Needed help for Torrington?

It has been almost 16 years since I took over as president and CEO of the Northwest Connecticut Chamber of Commerce. We are guided by our mission, “to promote economic growth while enhancing the quality of life in Northwest Connecticut.” One of the goals is to increase the awareness of the economic, educational, cultural and civic opportunities available within the region.

Since our Chamber includes 21 towns in this beautiful corner of Connecticut, it makes perfect sense to keep you informed about some of the important initiatives we have embarked upon with a number of collaborators. It is a privilege and honor to have the opportunity to accomplish this through The Lakeville Journal.

One project that deserves your attention is the Working Cities Challenge Connecticut, a groundbreaking effort led by the Federal Reserve Bank of Boston to support community leaders in smaller postindustrial cities. The Working Cities Challenge was created as a new model focused on collaborative leadership and was successful in Massachusetts and Rhode Island. Connecticut has been selected as the third site. 

It is designed to lead smaller cities through a process that builds cross-sector collaboration and civic engagement to solve issues impacting the lives of lower income residents. It also encourages leaders from the public, private and nonprofit sectors to agree upon a complex challenge, define its root cause, and then create a solution that will impact communities as they work through the challenge.

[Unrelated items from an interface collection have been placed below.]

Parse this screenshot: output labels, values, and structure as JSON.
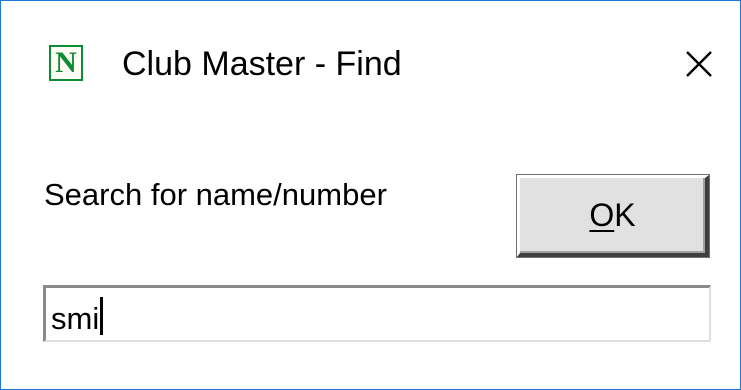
{
  "window": {
    "title": "Club Master - Find",
    "app_icon_letter": "N",
    "app_icon_color": "#0c8d35",
    "border_color": "#1f78d6",
    "close_icon": "close-icon"
  },
  "form": {
    "search_label": "Search for name/number",
    "ok_button": {
      "mnemonic": "O",
      "rest": "K"
    },
    "search_input": {
      "value": "smi",
      "placeholder": ""
    }
  }
}
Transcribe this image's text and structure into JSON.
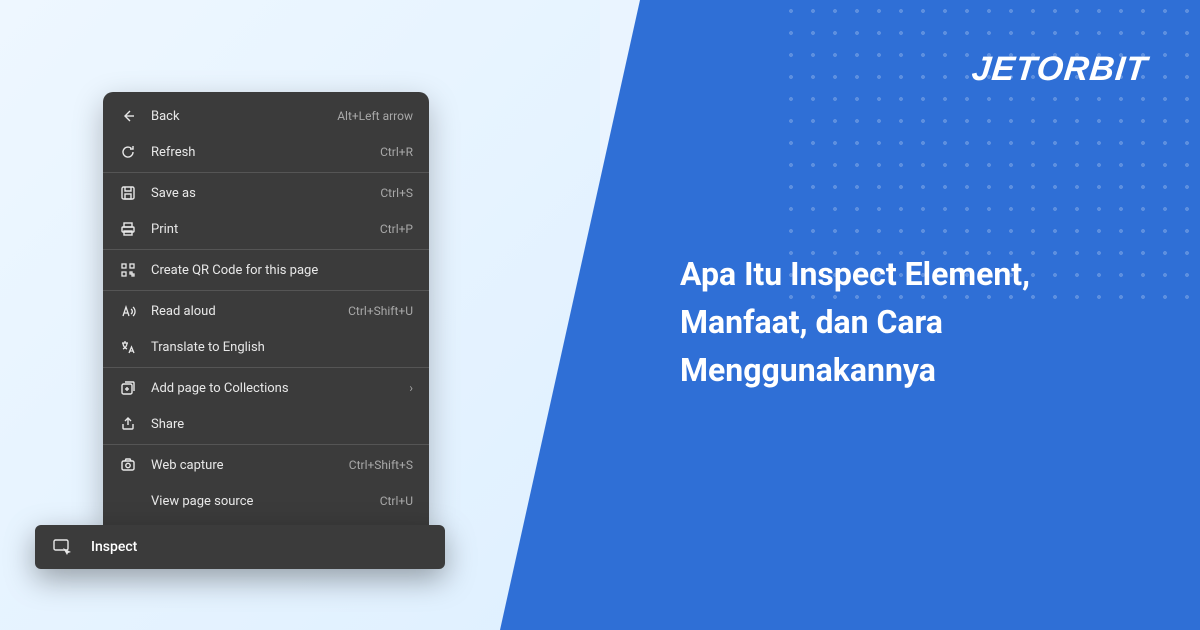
{
  "brand": {
    "name": "JETORBIT"
  },
  "heading": "Apa Itu Inspect Element, Manfaat, dan Cara Menggunakannya",
  "menu": {
    "groups": [
      [
        {
          "icon": "back",
          "label": "Back",
          "shortcut": "Alt+Left arrow"
        },
        {
          "icon": "refresh",
          "label": "Refresh",
          "shortcut": "Ctrl+R"
        }
      ],
      [
        {
          "icon": "save",
          "label": "Save as",
          "shortcut": "Ctrl+S"
        },
        {
          "icon": "print",
          "label": "Print",
          "shortcut": "Ctrl+P"
        }
      ],
      [
        {
          "icon": "qr",
          "label": "Create QR Code for this page",
          "shortcut": ""
        }
      ],
      [
        {
          "icon": "read-aloud",
          "label": "Read aloud",
          "shortcut": "Ctrl+Shift+U"
        },
        {
          "icon": "translate",
          "label": "Translate to English",
          "shortcut": ""
        }
      ],
      [
        {
          "icon": "collections",
          "label": "Add page to Collections",
          "shortcut": "",
          "submenu": true
        },
        {
          "icon": "share",
          "label": "Share",
          "shortcut": ""
        }
      ],
      [
        {
          "icon": "web-capture",
          "label": "Web capture",
          "shortcut": "Ctrl+Shift+S"
        },
        {
          "icon": "none",
          "label": "View page source",
          "shortcut": "Ctrl+U"
        }
      ]
    ]
  },
  "inspect": {
    "label": "Inspect"
  }
}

Torrington was among the original 16 cities and towns selected in Connecticut as a candidate for a Design Grant to support a team within the community to delve into the many issues we all face in order to understand the economic impact. The Chamber is very proud to serve as the co-lead with the City of Torrington headed by Mayor Elinor Carbone and Erin Wilson, Torrington’s Economic Development Director.

Fifty-plus stakeholders representing 30 organizations and/or businesses have been meeting since last fall to develop a collective understanding of the many challenges that exist. We are slowly and deliberately narrowing it down and uncovering many interesting and important details. In February, some of the team met in Hartford with a panel of experts from the Boston Federal Reserve to present our case. We had uncovered facts and statistics that revealed a little-known secret about Torrington: We are the only “Micropolitan” area in Connecticut and among the top three in the United States.

This means that Torrington contains an urban core of at least 10,000 people but less than 50,000, serving a population of over 180,000 residents. This important distinction set Torrington apart from the rest of Connecticut. Fortunately, we were one of the final 10 chosen to continue the process.

We are a distressed municipality. Like many municipalities, the loss of millennials continues to be a struggle. Torrington faces significant challenges in accommodating local and regional needs. Combined with an aging population, declining student enrollment and loss of millennials, demographic challenges strain our tax base and our ability to provide services, therefore increasing the cost of living.

The key element that rose to the top: the “sense of community” among the strong team of leaders engaged in the challenge. We are working tirelessly to prepare for the Implementation Grant due in late fall that will certainly have a positive impact on the entire region. We will be reaching out to you for your involvement and ideas. There is much more to follow, so please stay tuned.

JoAnn Ryan is president and CEO of the Northwest Connecticut Chamber of Commerce. You can reach her by email: joann@nwctchamberofcommerce.org or phone: 860-482-6586.